The federal government seem to be building on Rivers state governor, Nyesom Wike’s claim that the monies he used in building multiple flyovers and other infrastructure in the state came from backlog of 13% Derivation Fund paid by the federal government.
A recent report released by the Debt Management Office [DMO] shows that outside Lagos and Kaduna, Nigeria’s oil-producing states are mostly the country’s biggest debtors.
The DMO report say that whereas the oil producing states received the biggest allocations, the total debts of the states in question increased from N2.04 trillion in December 2015 to N3.35 trillion as of the middle of 2022.
The figure indicates a total of N1.311 trillion in borrowings by the states in seven years. The top 10 states are Akwa Ibom, Delta, Edo, Abia, Ondo, Imo, Cross River, Bayelsa and Lagos.
The report showed that the states received about N6.4 trillion in federal allocation and 13 per cent derivation fund. The minister of finance, budget and national planning, Zainab Ahmed, said the Nigerian government paid out a total of N1.98 trillion as a share of the 13% derivation fund to oil-producing states under President Muhammadu Buhari.
Ahmed stated that the federal government gave the amount in the last years of Buhari’s administration.
As per the minister, one of the critical roles of her ministry is in support of the states, stating that Buhari understands that the country’s economy would not survive without the oil-producing states.
In an outburst that has become popular, governor Wike had disclosed that most other oil-producing states had refused to disclose their earnings from the federal government with regards to the Derivation Fund refunds to all the Niger Delta states from 1999 to date.
The finance minister further said that the Nigerian government had supported states in Nigeria with N5.03 trillion and an additional $3.4 billion since 2015.
She said the states got N445 billion as a salary bailout except for Akwa Ibom, Anambra, Jigawa, Lagos and Yobe in September 2015. Other states received N340 billion as an excess crude loan apart from Lagos and Osun.
Additionally, all the states received N160 billion as budget facility support aside from Lagos. The states also received $2.67 trillion as a Paris Club refund; N750 million was paid in 2021 as an SFTAS reward, and N600 billion was paid as withdrawal from subsidy payment in April this year.
The National Bureau of Statistics said the oil-producing states received about N4.46 trillion from the Federal Account Allocation Committee (FAAC) between 2016 and 2020 as payment for 13% derivation. The amount later increased to N6.4 trillion.

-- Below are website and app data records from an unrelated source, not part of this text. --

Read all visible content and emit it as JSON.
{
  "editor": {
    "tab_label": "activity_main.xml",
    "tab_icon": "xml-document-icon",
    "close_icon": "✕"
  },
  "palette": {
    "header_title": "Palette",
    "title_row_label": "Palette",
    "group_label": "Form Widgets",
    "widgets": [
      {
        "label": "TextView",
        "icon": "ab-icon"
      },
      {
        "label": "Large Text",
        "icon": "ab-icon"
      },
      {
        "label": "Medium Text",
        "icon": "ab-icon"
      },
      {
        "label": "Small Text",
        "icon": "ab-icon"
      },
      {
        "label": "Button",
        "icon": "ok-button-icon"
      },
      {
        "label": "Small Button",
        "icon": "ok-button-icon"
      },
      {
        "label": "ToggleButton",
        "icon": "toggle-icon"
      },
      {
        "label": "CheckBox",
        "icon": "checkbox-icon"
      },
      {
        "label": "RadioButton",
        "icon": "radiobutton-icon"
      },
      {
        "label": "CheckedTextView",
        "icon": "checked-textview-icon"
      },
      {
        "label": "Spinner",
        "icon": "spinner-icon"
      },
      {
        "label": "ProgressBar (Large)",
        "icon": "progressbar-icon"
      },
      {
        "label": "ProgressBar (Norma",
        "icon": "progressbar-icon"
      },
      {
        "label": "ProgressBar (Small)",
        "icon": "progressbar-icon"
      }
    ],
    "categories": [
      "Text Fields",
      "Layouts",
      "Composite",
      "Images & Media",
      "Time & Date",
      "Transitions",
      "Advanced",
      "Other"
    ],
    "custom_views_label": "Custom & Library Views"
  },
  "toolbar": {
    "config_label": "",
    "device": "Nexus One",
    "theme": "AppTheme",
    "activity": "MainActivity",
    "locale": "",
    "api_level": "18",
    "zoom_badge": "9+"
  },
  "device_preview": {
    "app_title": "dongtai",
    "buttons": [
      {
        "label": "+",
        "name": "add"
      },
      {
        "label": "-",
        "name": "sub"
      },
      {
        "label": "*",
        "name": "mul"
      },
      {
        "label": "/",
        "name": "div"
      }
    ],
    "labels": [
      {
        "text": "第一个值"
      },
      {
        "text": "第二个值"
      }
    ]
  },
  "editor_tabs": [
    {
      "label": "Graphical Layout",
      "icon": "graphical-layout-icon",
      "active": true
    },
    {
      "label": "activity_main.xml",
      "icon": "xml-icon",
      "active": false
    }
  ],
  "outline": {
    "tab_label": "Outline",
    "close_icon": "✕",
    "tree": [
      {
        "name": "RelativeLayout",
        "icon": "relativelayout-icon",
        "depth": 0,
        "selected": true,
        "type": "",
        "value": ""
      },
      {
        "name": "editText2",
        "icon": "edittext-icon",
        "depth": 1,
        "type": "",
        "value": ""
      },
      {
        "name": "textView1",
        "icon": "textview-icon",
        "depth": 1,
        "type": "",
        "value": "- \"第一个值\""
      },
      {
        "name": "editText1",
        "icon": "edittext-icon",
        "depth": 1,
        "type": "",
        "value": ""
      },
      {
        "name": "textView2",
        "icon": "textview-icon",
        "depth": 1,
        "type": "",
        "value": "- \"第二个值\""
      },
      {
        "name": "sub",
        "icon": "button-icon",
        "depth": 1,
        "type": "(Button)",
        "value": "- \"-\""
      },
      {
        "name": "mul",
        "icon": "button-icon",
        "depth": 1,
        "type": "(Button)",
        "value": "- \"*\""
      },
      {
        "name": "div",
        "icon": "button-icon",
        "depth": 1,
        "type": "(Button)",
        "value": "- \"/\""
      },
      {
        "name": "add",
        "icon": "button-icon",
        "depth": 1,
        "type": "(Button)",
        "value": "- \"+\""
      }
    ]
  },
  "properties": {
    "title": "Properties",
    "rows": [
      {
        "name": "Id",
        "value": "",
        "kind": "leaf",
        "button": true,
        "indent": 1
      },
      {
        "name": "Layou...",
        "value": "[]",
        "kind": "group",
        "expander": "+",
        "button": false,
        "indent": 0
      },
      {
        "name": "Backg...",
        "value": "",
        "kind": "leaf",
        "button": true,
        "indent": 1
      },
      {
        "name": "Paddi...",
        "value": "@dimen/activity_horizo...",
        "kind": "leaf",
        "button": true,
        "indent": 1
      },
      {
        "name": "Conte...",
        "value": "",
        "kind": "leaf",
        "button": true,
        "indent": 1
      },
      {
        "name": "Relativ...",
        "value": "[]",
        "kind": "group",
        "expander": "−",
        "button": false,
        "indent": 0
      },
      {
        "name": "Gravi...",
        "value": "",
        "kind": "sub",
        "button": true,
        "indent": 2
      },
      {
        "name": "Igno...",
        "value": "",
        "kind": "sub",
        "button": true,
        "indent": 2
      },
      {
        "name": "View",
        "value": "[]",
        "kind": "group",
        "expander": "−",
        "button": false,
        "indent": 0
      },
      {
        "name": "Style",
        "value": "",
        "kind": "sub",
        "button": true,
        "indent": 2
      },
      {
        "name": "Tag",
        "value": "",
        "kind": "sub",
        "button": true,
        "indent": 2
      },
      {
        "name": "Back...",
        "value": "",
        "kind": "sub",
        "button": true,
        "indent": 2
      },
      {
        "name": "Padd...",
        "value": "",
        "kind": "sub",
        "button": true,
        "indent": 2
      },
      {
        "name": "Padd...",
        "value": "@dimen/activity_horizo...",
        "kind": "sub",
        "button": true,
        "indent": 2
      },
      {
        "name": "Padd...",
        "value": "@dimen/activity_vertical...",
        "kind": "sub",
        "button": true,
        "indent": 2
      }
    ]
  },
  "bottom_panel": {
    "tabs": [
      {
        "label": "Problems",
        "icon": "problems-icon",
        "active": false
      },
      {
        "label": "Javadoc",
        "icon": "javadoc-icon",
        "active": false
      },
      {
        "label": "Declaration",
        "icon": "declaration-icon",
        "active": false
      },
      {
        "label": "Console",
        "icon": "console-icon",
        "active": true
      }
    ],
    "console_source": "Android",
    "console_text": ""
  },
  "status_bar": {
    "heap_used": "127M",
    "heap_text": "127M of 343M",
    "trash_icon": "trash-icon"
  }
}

The minister said Delta State received the highest allocation of N804.27 billion in the same period under review, and Cross River got N147.86 billion, the least so far. Akwa Ibom – N769.19 billion Lagos, N523.63 billion Rivers – N675 billion Edo – N255,32 billion Abia – N225.47 billion Ondo – N250.86 billion Imo – N234.37 billion and Bayelsa – N575.39 billion.
On the other hand, the NBS stats said FAAC receives oil revenues, taxes and revenues from Nigerian Customs, company income tax, and sales of national assets, including surplus and dividends from state-owned enterprises.
The sub-national debt report of DMO said that the total indebtedness of the oil-producing states increased from N2.04 trillion in December 2015 to N3.35 trillion as of June 2022.
An additional breakdown indicates that in 2015, a total of N1.22 trillion came from domestic creditors, while external creditors contributed $1.84 billion.
Lagos leads in total debt with N797.31 billion as of June 2022, followed by Delta State with N378 billion. In external debt, Lagos leads with $1.27 billion, followed by Edo with $268.31 million. Cross River follows with N$215.75 million in the period under review.
By Bosco Anayo